Using a sales commission strategy can bring several benefits to your organization, making it a valuable tool for incentivizing and motivating your sales team while aligning their efforts with your business goals. Here are some compelling reasons why you should consider implementing a sales commission strategy:
- Motivation and Performance: Sales commissions serve as powerful motivators, encouraging salespeople to strive for higher performance. The opportunity to earn more money through commissions can inspire them to meet or exceed sales targets. We have found that when employees are working towards a goal (typically monetary) their output is incredible.
- Revenue Growth: A well-structured commission strategy can directly contribute to increased revenue. Sales reps are incentivized to close more deals, upsell, cross-sell, and focus on selling high-margin products or services. This can often be called pay for performance. When an employee is receiving benefits for selling the product, they often sale more. The sweeter the benefit, the more output from the employee.
- Alignment with Objectives: Commission plans can be tailored to align with your company’s specific objectives and priorities. You should design them to encourage sales reps to pursue strategies and behaviors that are in line with your business goals. Always be clear with those company goals from the start. Let your employee know what your goals are for the company as well as for them as an individual.
- Attracting and Retaining Talent: A competitive commission plan can help attract top sales talent to your organization. It can also play a role in retaining high-performing salespeople who are motivated by the opportunity for higher earnings. To put it bluntly, when an employee is making a killer commission, why would they leave?
- Healthy Competition: Sales commissions create a competitive environment within the sales team, driving individuals to outperform each other. This healthy competition can lead to innovation, improved sales techniques, and better results.
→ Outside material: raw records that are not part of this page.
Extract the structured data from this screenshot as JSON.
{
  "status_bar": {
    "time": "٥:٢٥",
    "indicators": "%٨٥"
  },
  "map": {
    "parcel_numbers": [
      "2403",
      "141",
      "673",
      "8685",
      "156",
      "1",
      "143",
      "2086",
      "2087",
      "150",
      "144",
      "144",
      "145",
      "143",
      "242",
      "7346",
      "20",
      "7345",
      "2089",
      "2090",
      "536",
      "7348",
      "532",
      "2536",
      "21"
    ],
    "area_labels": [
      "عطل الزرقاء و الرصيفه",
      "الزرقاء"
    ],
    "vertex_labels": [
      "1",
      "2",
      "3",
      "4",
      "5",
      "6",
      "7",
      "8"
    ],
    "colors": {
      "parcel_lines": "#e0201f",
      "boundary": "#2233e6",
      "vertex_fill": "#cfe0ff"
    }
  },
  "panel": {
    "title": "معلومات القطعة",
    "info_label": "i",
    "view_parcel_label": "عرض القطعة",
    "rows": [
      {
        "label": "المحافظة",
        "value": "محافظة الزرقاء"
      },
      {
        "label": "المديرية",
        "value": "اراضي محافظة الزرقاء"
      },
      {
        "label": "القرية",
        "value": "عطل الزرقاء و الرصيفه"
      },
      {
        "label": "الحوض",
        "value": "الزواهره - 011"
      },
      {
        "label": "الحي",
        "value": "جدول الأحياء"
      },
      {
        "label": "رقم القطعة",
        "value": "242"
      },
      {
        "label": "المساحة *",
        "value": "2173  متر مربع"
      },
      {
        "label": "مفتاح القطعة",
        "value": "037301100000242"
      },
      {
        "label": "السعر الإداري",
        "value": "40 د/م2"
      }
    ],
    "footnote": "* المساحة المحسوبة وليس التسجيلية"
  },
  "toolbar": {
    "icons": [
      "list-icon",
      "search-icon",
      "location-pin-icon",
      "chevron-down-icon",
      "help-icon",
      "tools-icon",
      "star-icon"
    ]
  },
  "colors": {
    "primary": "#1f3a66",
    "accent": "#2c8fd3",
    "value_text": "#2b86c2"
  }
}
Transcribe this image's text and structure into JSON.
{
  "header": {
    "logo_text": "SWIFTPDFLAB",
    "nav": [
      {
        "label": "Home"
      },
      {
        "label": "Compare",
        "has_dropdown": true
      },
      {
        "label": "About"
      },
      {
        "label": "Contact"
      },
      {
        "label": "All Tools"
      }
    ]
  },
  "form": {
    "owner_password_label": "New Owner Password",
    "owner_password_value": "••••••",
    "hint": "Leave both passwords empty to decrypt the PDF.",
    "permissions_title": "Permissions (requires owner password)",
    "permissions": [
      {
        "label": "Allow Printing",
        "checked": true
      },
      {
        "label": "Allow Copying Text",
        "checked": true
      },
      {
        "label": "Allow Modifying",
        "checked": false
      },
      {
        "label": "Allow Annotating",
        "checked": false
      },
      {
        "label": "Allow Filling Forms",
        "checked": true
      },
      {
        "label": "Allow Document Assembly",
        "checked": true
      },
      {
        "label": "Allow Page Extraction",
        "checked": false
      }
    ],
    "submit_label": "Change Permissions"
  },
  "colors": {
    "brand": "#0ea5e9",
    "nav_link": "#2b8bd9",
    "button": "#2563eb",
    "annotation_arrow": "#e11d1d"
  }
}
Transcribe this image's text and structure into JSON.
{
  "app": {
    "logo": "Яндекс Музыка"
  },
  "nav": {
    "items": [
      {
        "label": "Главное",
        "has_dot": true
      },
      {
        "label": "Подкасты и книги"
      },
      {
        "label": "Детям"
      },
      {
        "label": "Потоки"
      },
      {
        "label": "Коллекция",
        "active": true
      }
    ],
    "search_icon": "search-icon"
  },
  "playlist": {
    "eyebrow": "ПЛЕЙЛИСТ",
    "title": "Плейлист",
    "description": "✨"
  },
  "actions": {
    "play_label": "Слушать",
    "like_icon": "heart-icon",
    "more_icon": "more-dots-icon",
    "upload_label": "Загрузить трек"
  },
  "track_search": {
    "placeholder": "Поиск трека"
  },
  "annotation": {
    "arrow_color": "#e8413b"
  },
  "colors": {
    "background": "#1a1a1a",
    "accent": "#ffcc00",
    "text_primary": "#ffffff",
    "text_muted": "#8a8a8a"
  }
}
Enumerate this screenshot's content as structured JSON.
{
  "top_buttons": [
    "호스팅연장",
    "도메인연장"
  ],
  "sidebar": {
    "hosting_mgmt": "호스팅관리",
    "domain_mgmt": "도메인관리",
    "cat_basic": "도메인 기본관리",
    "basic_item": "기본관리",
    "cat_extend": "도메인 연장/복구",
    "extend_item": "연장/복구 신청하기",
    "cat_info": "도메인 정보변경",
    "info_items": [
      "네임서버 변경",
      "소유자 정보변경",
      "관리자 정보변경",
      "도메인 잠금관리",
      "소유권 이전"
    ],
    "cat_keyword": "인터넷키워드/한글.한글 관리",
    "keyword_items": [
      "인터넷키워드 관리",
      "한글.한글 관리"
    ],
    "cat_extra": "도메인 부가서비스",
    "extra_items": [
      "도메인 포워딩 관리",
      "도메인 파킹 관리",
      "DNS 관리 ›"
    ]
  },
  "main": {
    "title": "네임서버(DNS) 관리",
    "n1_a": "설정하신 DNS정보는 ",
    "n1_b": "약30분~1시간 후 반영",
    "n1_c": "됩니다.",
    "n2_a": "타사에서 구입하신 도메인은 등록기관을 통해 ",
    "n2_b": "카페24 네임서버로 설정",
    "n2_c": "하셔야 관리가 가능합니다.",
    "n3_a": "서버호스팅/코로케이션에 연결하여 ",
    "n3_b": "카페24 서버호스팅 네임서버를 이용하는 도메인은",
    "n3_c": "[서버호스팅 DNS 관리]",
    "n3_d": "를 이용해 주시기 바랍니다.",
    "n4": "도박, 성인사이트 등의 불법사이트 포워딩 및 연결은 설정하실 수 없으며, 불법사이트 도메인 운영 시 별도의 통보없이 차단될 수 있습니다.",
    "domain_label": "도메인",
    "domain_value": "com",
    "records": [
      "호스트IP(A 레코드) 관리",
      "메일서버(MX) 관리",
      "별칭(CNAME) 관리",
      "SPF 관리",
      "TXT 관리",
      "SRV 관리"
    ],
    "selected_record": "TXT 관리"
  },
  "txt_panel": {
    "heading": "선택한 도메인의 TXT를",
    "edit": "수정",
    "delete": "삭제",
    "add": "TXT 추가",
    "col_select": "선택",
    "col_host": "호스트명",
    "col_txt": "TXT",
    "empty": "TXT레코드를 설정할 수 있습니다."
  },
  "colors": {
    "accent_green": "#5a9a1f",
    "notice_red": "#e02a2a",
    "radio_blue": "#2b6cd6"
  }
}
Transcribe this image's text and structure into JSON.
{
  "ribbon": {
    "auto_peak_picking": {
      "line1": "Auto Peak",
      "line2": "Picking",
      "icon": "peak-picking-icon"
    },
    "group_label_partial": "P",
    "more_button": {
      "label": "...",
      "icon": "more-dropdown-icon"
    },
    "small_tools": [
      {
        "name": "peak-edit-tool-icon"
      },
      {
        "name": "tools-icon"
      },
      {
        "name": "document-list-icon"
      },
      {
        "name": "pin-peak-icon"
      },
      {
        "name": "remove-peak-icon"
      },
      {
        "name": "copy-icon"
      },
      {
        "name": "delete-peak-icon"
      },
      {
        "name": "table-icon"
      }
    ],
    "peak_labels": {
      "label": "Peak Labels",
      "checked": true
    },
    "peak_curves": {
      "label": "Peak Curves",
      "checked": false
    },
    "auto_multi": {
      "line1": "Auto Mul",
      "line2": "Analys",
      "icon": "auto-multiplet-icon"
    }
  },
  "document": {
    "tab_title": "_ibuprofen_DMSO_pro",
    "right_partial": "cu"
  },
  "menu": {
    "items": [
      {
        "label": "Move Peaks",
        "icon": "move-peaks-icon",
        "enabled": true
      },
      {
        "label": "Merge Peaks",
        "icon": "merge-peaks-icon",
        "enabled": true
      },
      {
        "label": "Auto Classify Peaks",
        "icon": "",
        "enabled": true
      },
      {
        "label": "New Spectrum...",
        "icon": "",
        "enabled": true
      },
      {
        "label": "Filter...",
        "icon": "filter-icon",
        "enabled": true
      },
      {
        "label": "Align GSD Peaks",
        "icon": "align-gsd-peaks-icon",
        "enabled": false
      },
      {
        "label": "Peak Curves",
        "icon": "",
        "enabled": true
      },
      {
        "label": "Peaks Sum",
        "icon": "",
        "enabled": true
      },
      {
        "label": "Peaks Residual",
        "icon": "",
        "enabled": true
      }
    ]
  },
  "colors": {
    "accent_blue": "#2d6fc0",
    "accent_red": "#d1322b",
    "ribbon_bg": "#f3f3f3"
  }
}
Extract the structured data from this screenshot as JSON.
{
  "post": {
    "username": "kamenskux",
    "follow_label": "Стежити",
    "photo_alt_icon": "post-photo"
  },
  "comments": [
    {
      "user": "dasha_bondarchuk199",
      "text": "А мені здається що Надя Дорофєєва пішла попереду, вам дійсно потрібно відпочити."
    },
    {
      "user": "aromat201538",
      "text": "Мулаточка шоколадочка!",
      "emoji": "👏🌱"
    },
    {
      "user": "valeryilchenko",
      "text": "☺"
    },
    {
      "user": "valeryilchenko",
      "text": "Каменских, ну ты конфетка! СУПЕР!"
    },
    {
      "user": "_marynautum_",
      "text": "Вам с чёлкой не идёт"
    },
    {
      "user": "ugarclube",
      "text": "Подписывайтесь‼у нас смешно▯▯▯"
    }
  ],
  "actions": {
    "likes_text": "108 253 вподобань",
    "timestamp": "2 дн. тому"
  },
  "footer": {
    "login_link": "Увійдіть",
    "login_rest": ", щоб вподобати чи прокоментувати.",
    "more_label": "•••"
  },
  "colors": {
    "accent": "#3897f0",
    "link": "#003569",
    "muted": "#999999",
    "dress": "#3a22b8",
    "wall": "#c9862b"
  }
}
If for any reason you feel it has become unhealthy between team members, scale back and re-evaluate ways to create healthy competition.
- Focus on Key Products/Services: Commission plans can be structured to emphasize the sale of specific products or services that are strategically important to your company’s growth and profitability. We love our software for this. Each individual metric can align with a commission. Schedule Demo now.
- Variable Compensation Flexibility: Sales commissions provide flexibility in compensation. You can reward high performers more generously while keeping fixed labor costs manageable, which can be especially useful during economic downturns. The more sales individuals can bring in for the company, the more they can earn. We love no limit approaches.
- Performance Measurement and Accountability: Commission plans typically include clear performance metrics and targets. This facilitates performance measurement and holds salespeople accountable for their results.
- Sales Team Morale: When sales reps see that their efforts directly translate into higher earnings, it can boost morale and job satisfaction. This leads to a more engaged and committed sales team.
However, it’s essential to design your commission strategy carefully, taking into account your business’s unique needs and ensuring that it promotes ethical and sustainable sales practices. Additionally, transparency and clear communication about commission plans are crucial to maintaining trust and motivation among your sales team.
In conclusion, implementing a sales commission strategy is a powerful tool for driving revenue growth, motivating your sales team, and aligning their efforts with your company’s objectives. By offering financial incentives for high performance, you can attract and retain top talent, encourage healthy competition, and adapt to changing market conditions. A well-designed commission strategy not only boosts morale and job satisfaction but also provides a clear path to achieving your business goals. It’s a win-win approach that can drive success for both your sales team and your organization as a whole.
If you’re looking for a sales commission software that can automate the entire thing, let us jump on a call and walk you through how easy it can be.